    Matt is the former News Editor for The Next Web. You can follow him on Twitter, subscribe to his updates on Facebook and catch up with him Matt is the former News Editor for The Next Web. You can follow him on Twitter, subscribe to his updates on Facebook and catch up with him on Google+.

    Following a ruling in its favour in a court in The Hague, Samsung is to demand compensation from Apple after the company was found to be infringing upon a 3G patent associated with the Galaxy Tab 10.1 tablet.

    Before the court has been able to reveal the outcome of the lawsuit, Samsung has already issued a statement to the Dutch media, stating that it will “recover adequate damages that Apple products have caused.” Figures have not been revealed but Samsung is expected to seek compensation totalling in the millions.

    Samsung filed the lawsuit in October 2011, accusing Apple of infringing on four 3G patents. The court in The Haque found Apple to have infringed on one of the four patents — patent registration EP 1188269, which centers on TFCI (Transport Format Combination Indicator) technologies — with the iPad 1, iPad 2 and all iPhone models bar the iPhone 4S.

    This is because the iPhone 4S was protected by Apple’s partnership with Qualcomm. Earlier iPhone and iPad 3G-enabled models utilised Intel/Infineon chips.

    The full statement from Samsung (translated):

    Samsung welcomes the decision of the court in The Hague, which again confirms that Apple makes free use of our technological innovations. In accordance with this statement, we recover adequate damages that Apple and its products have caused. For decades, Samsung has invested heavily as a pioneer in the development of technological innovations for the control of advanced devices, including innovations that are widely adopted by other manufacturers of mobile devices. We continue to defend our innovations and protecting our intellectual property rights for Apple to stop free use of our technology.

    Because Samsung’s 3G patent is registered under fair use (FRAND) terms, the company is unlikely to pursue a ban for Apple’s devices. However, it has said it will seek damages or a fair license, but what Samsung intends to do is yet to be announced.

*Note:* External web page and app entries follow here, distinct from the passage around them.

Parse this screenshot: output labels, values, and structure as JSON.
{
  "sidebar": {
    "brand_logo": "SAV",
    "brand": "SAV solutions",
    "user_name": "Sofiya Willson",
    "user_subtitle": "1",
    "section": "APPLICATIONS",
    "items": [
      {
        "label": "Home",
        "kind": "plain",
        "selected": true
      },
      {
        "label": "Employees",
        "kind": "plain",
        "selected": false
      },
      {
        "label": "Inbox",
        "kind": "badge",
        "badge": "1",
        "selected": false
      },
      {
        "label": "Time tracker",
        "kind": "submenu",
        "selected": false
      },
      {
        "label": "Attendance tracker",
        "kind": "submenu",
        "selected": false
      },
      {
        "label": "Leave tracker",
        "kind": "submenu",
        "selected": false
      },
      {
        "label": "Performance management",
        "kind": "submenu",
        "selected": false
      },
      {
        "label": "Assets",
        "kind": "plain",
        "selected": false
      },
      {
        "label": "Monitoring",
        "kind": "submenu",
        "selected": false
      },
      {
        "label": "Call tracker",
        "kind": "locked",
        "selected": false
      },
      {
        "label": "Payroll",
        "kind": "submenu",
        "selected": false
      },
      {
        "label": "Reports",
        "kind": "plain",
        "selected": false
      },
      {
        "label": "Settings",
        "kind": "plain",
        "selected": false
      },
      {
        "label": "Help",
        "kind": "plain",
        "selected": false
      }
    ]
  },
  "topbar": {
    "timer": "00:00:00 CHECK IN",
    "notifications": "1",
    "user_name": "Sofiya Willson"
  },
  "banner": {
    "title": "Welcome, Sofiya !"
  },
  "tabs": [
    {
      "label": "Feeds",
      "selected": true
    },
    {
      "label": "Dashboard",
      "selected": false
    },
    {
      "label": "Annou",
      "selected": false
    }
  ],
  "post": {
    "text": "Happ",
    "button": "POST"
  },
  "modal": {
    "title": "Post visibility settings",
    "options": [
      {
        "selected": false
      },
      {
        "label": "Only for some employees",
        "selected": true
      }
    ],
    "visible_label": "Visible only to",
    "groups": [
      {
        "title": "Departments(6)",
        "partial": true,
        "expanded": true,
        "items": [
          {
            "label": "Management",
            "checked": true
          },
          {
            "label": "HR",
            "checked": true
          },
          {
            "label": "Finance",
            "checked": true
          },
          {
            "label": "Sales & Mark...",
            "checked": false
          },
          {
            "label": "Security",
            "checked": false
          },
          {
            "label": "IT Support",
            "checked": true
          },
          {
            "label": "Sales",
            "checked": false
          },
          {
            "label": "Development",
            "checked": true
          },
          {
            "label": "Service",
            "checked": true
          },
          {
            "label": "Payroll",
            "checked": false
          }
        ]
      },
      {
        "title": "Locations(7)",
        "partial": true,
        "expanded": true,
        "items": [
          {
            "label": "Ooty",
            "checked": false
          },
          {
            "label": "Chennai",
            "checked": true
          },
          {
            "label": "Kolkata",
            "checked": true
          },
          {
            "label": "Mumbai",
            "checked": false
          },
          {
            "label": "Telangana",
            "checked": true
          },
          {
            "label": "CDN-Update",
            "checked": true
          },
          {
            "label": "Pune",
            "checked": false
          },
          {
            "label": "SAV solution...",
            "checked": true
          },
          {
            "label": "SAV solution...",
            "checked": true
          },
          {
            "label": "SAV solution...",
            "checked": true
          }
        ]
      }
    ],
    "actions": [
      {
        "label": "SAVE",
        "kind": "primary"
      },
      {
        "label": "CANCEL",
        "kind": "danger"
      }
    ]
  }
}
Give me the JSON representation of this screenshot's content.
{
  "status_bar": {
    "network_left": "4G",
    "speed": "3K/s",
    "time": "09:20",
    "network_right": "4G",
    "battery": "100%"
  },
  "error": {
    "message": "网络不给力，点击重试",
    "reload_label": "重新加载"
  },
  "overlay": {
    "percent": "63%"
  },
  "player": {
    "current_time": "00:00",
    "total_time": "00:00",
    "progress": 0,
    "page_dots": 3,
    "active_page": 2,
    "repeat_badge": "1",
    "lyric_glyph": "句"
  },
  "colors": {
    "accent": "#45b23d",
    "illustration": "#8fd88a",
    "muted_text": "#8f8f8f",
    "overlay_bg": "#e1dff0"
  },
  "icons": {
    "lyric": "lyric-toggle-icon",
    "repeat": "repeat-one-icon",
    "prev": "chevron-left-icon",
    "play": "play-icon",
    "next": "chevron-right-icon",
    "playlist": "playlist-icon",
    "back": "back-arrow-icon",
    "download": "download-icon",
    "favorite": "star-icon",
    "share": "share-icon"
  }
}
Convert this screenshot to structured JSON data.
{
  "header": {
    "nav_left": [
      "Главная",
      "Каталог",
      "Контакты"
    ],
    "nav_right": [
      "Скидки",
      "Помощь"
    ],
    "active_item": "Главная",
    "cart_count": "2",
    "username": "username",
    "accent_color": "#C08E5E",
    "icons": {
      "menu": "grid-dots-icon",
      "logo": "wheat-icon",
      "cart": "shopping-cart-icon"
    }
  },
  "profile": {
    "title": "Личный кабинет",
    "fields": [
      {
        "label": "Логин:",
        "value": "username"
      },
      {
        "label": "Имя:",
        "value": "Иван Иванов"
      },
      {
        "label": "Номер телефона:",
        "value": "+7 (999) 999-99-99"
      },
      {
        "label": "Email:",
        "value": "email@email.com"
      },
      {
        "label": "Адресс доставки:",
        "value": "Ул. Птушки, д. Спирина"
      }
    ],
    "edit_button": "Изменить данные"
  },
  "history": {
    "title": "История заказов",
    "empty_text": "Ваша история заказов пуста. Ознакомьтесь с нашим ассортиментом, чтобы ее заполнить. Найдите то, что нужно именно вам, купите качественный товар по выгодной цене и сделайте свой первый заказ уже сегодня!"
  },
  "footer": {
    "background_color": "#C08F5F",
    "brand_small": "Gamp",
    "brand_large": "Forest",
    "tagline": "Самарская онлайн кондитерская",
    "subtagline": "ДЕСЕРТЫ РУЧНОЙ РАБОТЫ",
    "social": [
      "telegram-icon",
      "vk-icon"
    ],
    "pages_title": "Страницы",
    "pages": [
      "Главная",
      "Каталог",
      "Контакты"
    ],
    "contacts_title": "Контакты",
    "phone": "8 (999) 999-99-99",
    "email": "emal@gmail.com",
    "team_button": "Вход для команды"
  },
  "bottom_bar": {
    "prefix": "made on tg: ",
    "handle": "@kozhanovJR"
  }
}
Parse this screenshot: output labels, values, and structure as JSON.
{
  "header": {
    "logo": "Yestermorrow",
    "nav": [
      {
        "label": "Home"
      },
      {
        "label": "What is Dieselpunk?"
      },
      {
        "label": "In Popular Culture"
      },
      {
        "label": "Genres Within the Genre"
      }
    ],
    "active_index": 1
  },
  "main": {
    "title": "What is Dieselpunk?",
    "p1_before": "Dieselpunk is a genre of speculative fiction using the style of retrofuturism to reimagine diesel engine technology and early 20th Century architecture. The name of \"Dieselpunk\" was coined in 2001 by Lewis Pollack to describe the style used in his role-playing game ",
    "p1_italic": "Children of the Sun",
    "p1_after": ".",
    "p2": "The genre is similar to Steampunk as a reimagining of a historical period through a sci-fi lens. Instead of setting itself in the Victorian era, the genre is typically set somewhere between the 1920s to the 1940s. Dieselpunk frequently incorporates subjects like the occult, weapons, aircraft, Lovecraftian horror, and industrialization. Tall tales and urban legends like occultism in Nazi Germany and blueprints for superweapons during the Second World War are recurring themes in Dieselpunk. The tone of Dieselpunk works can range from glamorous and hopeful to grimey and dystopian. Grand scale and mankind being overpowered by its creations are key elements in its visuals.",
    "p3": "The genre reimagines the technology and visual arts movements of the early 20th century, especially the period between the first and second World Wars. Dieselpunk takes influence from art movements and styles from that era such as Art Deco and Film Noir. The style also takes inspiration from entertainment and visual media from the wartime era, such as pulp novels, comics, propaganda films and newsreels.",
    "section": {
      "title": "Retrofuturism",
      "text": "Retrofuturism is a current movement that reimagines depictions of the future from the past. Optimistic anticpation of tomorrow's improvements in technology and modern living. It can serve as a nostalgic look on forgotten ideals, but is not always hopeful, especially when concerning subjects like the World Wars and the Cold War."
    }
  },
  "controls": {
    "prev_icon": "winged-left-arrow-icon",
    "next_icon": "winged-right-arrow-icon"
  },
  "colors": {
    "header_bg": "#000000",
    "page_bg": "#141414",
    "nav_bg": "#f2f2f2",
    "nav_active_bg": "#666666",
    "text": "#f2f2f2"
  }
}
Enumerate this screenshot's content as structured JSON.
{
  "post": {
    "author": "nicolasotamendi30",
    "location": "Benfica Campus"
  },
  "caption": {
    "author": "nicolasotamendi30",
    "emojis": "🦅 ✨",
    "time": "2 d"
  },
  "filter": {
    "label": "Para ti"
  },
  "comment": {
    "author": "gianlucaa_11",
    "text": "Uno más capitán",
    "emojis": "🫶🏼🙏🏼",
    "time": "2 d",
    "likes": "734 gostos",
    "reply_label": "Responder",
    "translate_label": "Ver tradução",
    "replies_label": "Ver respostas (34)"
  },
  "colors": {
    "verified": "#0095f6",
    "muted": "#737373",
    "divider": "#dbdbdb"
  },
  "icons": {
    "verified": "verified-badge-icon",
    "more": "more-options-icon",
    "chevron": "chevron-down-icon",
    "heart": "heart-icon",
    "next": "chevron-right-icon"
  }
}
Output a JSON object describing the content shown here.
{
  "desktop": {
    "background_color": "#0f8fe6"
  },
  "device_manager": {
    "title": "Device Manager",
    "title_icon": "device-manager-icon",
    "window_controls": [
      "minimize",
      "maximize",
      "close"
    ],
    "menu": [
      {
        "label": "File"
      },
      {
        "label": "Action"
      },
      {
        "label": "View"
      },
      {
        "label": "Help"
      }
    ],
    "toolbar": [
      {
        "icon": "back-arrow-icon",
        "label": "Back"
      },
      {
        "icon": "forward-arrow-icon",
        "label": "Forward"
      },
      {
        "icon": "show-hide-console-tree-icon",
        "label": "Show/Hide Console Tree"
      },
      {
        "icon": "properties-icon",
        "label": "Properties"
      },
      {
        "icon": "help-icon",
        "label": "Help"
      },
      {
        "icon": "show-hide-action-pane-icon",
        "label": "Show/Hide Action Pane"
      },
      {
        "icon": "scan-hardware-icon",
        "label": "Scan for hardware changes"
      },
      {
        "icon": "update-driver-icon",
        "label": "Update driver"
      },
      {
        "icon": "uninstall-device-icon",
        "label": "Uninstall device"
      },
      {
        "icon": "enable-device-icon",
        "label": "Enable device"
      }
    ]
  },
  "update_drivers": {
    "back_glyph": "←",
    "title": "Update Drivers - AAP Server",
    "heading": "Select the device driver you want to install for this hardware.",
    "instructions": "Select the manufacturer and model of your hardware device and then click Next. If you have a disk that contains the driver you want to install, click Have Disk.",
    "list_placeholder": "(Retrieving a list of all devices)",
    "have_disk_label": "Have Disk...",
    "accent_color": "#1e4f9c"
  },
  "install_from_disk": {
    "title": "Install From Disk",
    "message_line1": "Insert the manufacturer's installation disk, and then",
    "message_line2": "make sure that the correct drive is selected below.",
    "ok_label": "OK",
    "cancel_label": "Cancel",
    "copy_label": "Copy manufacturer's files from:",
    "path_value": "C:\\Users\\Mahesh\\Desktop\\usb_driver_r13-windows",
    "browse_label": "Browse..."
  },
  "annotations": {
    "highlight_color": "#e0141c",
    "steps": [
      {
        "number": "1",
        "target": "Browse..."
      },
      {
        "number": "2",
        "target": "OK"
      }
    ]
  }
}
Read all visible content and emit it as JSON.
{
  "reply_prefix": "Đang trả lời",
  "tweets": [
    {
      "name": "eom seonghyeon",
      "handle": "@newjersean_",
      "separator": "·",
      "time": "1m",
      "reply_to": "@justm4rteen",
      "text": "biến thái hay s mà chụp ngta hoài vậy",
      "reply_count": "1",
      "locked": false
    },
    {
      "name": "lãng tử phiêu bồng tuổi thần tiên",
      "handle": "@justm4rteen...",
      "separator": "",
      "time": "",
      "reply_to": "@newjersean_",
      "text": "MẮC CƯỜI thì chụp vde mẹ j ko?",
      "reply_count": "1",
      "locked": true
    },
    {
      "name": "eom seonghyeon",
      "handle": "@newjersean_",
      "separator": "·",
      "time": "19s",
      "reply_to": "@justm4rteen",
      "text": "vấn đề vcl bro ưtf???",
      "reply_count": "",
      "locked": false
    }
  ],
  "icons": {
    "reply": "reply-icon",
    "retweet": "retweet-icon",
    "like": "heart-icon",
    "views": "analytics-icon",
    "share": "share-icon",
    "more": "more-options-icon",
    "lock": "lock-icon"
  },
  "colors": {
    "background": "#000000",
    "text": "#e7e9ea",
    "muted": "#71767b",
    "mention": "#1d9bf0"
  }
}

    Because Samsung lost two of its patent lawsuits, it will have to pay €800,000 in court costs.